W.F. Carlton

This Is Labor’s Own Problem!

(18 October 1943)

From Labor Action, Vol. 7 No. 42, 18 October 1943, p. 3.
Transcribed & marked up by Einde O’Callaghan for MIA.

This business of the Fair Employment Practices Committee and the hearings on racial discrimination on the railroads may soon have far greater significance then appears at present.

We pointed out last week that both the government and the rail companies are laying the chief blame on the railroad unions. The government took advantage of the situation to put itself in a fairly strong position. It can say: “Look. The government committee brought the question out into the open and exposed it.”

Looking in the Wrong Place

Now Negroes themselves are looking to the government to take steps on their behalf. Says the Pittsburgh Courier (December 25):

“One thing seems clear: that the FEPC is only a small part of the government machinery which must be brought into play to win for Negroes equal rights in the railroad industry.”

This sounds innocent and reasonable enough. But the Courier then goes on to say that the fight will be a terrific one against the combined power of “poll-tax congressmen, the powerful railroad unions, with a million and a half members, the powerful railroad combines, with money and power.” These, says the Courier, will do all in their power to make the FEPC and the President “back down on the issue.”

This is the general attitude of the Negro press. Labor, organized labor, must see to it that it does not continue. It must bring pressure to bear on the railroad unions to separate themselves from the railroad combines on this question and to do it now.

A Dangerous Proposal

All labor is concerned. We repeat: ALL OF LABOR! Philip Randolph has demanded more funds for the FEPC and has also asked that the National Labor Relations Act be amended to give the National Labor Relations Board the power to act in cases of discrimination. This means direct interference by the government in the affairs of unions. It is a sentiment that is growing, and it must be fought on all fronts.

Let the capitalist government deal with the capitalist railroad combines. The relations between workers, Negro and white, in a union, are the concern of labor, Negro and white. All labor must unite to keep the government from interfering with the union movement. But to do this most effectively, labor must set its own house in order.

It is asserted in the Negro press (the Atlanta Daily World of September 21) that the government is actually preparing a bill to establish a Court of Fair Practices to carry on in peacetime the work done by the FEPC in wartime. The employers will be prohibited from refusing employment or discriminating in conditions of employment against persons on account of creed, race or color. But “Unions would be called to book if they deny membership, expel from membership or discriminate in any way against an individual for similar reasons.”

It Can Turn Against Labor

There is not question at all that such a bill can be turned into an instrument against labor. First, such a bill dealing with railroads will discredit labor. Next, it will make the Negroes think that the government, and not labor, is their friend; and, finally, it will bring the labor unions more closely under government supervision.

If such a bill is passed, every employer in the country will use it at the first sign of any dissatisfaction among backward elements with the promotion of Negroes in the plant or with complete equality of working conditions, etc.

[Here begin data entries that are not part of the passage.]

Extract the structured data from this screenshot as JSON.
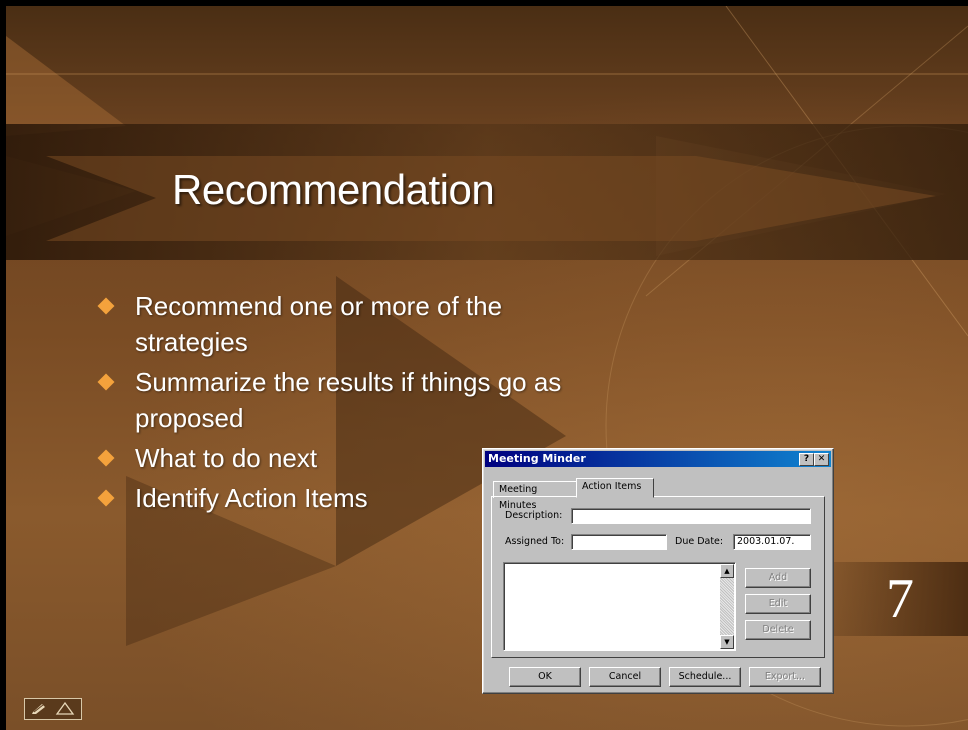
{
  "slide": {
    "title": "Recommendation",
    "bullets": [
      "Recommend one or more of the strategies",
      "Summarize the results if things go as proposed",
      "What to do next",
      "Identify Action Items"
    ],
    "page_number": "7",
    "accent_color": "#f4a23c"
  },
  "dialog": {
    "title": "Meeting Minder",
    "help_button": "?",
    "close_button": "✕",
    "tabs": [
      "Meeting Minutes",
      "Action Items"
    ],
    "active_tab": "Action Items",
    "description_label": "Description:",
    "description_value": "",
    "assigned_to_label": "Assigned To:",
    "assigned_to_value": "",
    "due_date_label": "Due Date:",
    "due_date_value": "2003.01.07.",
    "side_buttons": [
      "Add",
      "Edit",
      "Delete"
    ],
    "bottom_buttons": [
      "OK",
      "Cancel",
      "Schedule...",
      "Export..."
    ]
  }
}
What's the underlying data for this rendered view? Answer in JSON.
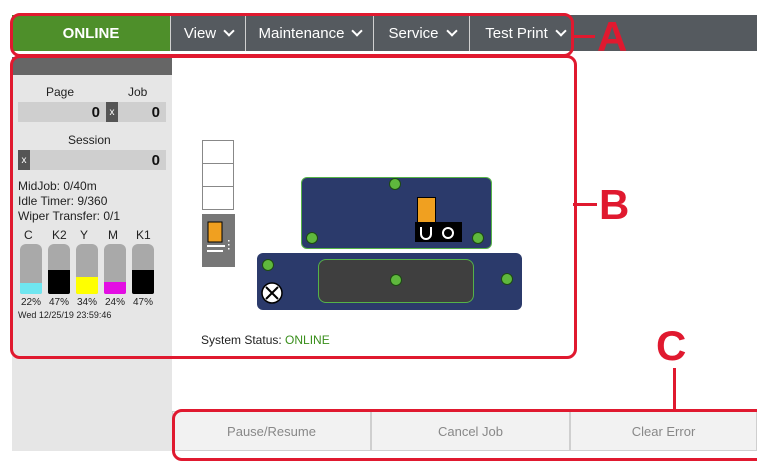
{
  "nav": {
    "status": "ONLINE",
    "menus": [
      "View",
      "Maintenance",
      "Service",
      "Test Print"
    ]
  },
  "sidebar": {
    "page_label": "Page",
    "job_label": "Job",
    "page_value": "0",
    "job_value": "0",
    "clear_mark": "x",
    "session_label": "Session",
    "session_value": "0",
    "midjob": "MidJob: 0/40m",
    "idle_timer": "Idle Timer: 9/360",
    "wiper_transfer": "Wiper Transfer: 0/1",
    "inks": [
      {
        "name": "C",
        "percent": "22%",
        "level": 0.22,
        "color": "#6fe6f0"
      },
      {
        "name": "K2",
        "percent": "47%",
        "level": 0.47,
        "color": "#000000"
      },
      {
        "name": "Y",
        "percent": "34%",
        "level": 0.34,
        "color": "#ffff00"
      },
      {
        "name": "M",
        "percent": "24%",
        "level": 0.24,
        "color": "#e30de3"
      },
      {
        "name": "K1",
        "percent": "47%",
        "level": 0.47,
        "color": "#000000"
      }
    ],
    "timestamp": "Wed 12/25/19 23:59:46"
  },
  "main": {
    "system_status_label": "System Status:",
    "system_status_value": "ONLINE",
    "status_color": "#3a8f1c"
  },
  "buttons": {
    "pause_resume": "Pause/Resume",
    "cancel_job": "Cancel Job",
    "clear_error": "Clear Error"
  },
  "callouts": {
    "a": "A",
    "b": "B",
    "c": "C"
  }
}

We may be sure that the bill will be drawn in such a way as to give the government far more powers than will appear in the press reports. The bill will also have loopholes enough for all of Wall Street to crawl in and out of as it suits them.

Labor must see this question in sound perspective. It is not only a matter of the rights of Negroes in the unions. It is that, but today it is more than that. It is a question of whether the capitalist government and the capitalist railroad combines will continue to persecute Negroes, shift, dodge, promise and not perform, and then, as now, seek to pass the buck. It is a question of whether this will continue or whether labor will boldly announce that the capitalist class cannot and will not solve the Negro problem, but that labor will solve it.

Correcting Policy Is Our Job

It is in labor’s total interest to do so, and, as this latest maneuver of the bosses shows, it is in labor’s immediate interest as well. Above all, it it must be recognized that this projected bill is the concern not only of railroad unions, but of all labor as well.

No one can correct errors in union policy except the great mass of our union rank and file. lt is, after all, our job and n0t the job of a bunch of professional politicians in league with big business.

Last updated on 10 July 2015